▶ [WORK INSTRUCTIONS]
Show me every line in the listing that has the word "date".

****

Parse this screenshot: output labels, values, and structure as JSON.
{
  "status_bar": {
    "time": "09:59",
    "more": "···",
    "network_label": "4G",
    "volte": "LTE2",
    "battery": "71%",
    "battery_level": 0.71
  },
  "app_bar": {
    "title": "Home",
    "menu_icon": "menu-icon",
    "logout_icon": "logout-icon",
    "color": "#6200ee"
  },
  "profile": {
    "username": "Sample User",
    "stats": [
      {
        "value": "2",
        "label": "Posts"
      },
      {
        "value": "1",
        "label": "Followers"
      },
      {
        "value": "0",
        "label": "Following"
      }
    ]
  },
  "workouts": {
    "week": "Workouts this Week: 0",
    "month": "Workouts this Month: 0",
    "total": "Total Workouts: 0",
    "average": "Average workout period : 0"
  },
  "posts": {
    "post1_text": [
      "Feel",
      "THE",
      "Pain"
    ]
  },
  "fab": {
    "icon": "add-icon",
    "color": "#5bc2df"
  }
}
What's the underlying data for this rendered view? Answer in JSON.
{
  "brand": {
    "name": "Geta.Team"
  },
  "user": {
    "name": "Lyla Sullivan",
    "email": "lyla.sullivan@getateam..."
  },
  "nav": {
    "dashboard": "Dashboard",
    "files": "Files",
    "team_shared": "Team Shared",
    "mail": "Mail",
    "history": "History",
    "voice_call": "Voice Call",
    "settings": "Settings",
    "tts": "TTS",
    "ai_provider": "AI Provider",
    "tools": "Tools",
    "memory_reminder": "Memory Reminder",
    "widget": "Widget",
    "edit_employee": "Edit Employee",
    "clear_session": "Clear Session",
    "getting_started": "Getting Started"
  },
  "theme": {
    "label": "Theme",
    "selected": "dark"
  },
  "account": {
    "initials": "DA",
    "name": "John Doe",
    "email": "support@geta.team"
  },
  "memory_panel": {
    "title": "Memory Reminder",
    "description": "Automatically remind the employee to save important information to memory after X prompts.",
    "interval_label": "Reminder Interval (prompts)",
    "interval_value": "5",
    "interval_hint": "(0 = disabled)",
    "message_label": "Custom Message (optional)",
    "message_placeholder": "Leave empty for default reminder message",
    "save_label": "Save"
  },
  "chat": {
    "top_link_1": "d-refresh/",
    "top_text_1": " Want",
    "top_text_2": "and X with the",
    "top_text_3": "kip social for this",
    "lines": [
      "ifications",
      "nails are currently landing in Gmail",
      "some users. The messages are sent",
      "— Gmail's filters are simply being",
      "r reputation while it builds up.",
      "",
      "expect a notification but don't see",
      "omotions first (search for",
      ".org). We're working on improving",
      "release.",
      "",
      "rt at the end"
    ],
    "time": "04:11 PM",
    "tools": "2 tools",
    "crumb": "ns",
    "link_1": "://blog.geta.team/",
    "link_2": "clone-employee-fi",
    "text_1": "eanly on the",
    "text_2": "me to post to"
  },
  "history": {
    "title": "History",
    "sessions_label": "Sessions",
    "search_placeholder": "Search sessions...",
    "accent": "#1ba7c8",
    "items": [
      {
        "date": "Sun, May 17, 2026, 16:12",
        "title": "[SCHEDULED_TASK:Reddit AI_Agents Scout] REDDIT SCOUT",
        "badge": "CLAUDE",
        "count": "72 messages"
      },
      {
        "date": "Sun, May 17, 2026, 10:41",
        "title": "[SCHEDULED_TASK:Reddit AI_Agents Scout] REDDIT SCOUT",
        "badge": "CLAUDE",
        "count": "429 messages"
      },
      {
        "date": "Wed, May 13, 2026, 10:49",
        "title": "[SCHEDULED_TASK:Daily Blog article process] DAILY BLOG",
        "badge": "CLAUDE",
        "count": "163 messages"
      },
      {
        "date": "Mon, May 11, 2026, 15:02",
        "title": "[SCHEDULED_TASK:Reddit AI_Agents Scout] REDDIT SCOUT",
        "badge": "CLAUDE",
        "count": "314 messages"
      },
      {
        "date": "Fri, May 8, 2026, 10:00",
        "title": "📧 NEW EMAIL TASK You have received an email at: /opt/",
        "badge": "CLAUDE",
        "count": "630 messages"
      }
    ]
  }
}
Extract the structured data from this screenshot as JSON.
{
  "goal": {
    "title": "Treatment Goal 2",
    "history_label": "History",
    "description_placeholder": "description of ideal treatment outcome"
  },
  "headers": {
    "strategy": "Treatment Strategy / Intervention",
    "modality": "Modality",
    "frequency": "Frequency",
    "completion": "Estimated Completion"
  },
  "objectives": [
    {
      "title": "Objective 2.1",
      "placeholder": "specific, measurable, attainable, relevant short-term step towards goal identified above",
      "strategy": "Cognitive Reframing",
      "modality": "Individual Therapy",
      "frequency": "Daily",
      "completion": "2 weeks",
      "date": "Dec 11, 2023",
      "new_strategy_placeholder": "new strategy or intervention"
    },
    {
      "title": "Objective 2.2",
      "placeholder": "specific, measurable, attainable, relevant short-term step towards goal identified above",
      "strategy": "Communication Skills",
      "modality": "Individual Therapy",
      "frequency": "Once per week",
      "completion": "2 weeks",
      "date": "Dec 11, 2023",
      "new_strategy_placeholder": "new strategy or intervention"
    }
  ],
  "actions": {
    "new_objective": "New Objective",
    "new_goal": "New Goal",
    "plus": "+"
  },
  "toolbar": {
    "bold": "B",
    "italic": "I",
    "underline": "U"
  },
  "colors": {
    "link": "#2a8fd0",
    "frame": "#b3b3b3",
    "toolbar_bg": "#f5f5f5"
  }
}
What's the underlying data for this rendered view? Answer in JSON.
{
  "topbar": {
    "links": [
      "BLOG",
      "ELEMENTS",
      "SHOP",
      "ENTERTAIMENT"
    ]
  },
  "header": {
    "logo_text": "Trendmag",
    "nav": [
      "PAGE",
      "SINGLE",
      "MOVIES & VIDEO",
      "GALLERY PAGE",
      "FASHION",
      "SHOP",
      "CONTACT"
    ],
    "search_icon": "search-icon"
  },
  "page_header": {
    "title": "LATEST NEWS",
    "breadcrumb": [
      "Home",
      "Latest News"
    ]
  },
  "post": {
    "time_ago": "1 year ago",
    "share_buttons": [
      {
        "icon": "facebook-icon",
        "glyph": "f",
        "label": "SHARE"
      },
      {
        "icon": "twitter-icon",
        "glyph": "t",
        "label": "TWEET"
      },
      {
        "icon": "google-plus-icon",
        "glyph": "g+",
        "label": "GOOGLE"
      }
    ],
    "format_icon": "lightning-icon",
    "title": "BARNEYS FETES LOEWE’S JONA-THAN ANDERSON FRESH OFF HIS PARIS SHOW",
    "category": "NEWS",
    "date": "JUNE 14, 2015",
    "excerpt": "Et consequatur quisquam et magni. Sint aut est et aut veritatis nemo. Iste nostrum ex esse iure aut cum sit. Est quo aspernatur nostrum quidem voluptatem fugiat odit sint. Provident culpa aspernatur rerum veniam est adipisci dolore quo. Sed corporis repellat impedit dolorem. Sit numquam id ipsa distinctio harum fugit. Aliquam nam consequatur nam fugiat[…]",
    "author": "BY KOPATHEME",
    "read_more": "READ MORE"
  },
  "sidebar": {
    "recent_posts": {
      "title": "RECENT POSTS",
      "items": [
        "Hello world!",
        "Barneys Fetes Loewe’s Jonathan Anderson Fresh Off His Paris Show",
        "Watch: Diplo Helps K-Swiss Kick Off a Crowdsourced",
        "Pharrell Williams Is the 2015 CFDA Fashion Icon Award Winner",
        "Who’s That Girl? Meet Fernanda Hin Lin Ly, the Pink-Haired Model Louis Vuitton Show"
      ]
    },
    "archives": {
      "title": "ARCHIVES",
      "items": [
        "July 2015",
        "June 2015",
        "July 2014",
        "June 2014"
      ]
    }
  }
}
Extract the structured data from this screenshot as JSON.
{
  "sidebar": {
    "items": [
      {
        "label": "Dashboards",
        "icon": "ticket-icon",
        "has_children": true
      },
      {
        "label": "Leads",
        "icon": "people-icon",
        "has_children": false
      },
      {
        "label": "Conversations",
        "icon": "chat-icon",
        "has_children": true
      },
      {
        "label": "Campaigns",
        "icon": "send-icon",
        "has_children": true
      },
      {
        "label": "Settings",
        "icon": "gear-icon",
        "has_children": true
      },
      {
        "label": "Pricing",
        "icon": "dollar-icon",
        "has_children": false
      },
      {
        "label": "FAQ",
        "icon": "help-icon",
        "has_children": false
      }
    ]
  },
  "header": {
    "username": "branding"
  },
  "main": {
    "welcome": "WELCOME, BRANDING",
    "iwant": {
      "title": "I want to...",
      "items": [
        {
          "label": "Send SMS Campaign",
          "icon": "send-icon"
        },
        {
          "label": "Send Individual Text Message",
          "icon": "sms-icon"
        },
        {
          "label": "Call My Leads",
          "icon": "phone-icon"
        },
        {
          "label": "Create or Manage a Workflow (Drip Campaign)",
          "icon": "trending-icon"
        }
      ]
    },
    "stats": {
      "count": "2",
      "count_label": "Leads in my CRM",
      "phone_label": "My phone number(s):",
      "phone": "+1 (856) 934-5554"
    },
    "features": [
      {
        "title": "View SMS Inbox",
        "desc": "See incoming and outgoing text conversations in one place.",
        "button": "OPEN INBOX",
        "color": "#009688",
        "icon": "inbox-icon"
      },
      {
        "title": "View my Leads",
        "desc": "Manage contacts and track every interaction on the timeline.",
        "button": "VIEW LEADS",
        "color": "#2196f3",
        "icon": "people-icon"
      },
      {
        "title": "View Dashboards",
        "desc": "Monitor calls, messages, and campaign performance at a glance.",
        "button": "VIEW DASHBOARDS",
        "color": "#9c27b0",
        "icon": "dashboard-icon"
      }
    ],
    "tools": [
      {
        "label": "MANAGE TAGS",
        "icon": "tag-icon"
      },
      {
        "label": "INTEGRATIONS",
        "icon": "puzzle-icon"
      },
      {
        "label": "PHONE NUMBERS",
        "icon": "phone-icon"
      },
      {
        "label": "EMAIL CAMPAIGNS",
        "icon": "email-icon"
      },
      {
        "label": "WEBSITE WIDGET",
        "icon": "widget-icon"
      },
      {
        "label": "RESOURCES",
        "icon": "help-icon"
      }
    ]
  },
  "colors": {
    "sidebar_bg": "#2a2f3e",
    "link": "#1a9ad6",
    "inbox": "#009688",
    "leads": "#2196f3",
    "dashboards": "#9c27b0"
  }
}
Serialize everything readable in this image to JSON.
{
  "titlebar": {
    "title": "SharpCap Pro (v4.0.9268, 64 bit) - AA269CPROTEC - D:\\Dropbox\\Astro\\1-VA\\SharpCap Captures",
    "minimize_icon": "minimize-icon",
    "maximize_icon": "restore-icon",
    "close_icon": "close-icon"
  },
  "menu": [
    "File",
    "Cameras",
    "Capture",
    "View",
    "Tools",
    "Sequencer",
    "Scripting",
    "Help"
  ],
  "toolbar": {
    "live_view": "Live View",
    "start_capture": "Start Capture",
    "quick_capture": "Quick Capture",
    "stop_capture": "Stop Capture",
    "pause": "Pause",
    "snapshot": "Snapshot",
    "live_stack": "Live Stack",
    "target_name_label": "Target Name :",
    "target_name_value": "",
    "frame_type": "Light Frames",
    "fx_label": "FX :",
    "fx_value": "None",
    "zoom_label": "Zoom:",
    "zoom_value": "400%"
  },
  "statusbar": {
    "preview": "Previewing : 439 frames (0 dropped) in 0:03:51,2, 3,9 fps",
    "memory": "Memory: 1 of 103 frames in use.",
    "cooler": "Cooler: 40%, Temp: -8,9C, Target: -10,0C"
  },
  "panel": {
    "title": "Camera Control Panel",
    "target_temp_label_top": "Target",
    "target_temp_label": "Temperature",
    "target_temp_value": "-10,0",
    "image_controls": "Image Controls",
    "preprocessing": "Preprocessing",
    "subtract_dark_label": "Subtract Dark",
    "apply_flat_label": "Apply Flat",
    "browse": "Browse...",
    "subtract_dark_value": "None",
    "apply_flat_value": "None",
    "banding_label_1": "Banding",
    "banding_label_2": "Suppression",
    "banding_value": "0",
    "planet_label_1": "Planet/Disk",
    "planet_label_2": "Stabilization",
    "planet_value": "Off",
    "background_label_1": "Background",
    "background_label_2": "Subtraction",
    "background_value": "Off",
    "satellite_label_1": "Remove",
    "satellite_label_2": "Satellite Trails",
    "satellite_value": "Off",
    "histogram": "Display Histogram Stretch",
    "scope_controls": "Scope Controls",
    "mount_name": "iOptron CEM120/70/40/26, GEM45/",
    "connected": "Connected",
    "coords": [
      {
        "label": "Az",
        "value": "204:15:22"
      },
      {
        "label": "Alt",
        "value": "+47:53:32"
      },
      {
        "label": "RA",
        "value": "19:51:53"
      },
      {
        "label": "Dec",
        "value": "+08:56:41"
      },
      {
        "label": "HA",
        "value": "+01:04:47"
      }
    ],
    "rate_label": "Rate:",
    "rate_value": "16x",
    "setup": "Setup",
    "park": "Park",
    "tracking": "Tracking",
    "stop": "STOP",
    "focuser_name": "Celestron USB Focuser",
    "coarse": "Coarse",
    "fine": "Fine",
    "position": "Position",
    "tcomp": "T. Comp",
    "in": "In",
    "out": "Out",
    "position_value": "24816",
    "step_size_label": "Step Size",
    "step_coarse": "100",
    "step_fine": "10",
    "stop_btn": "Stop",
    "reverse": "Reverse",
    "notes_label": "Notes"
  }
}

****

▶ [ANSWER AREA]
        "date": "Sun, May 17, 2026, 16:12",
        "date": "Sun, May 17, 2026, 10:41",
        "date": "Wed, May 13, 2026, 10:49",
        "date": "Mon, May 11, 2026, 15:02",
        "date": "Fri, May 8, 2026, 10:00",
      "date": "Dec 11, 2023",
      "date": "Dec 11, 2023",
    "date": "JUNE 14, 2015",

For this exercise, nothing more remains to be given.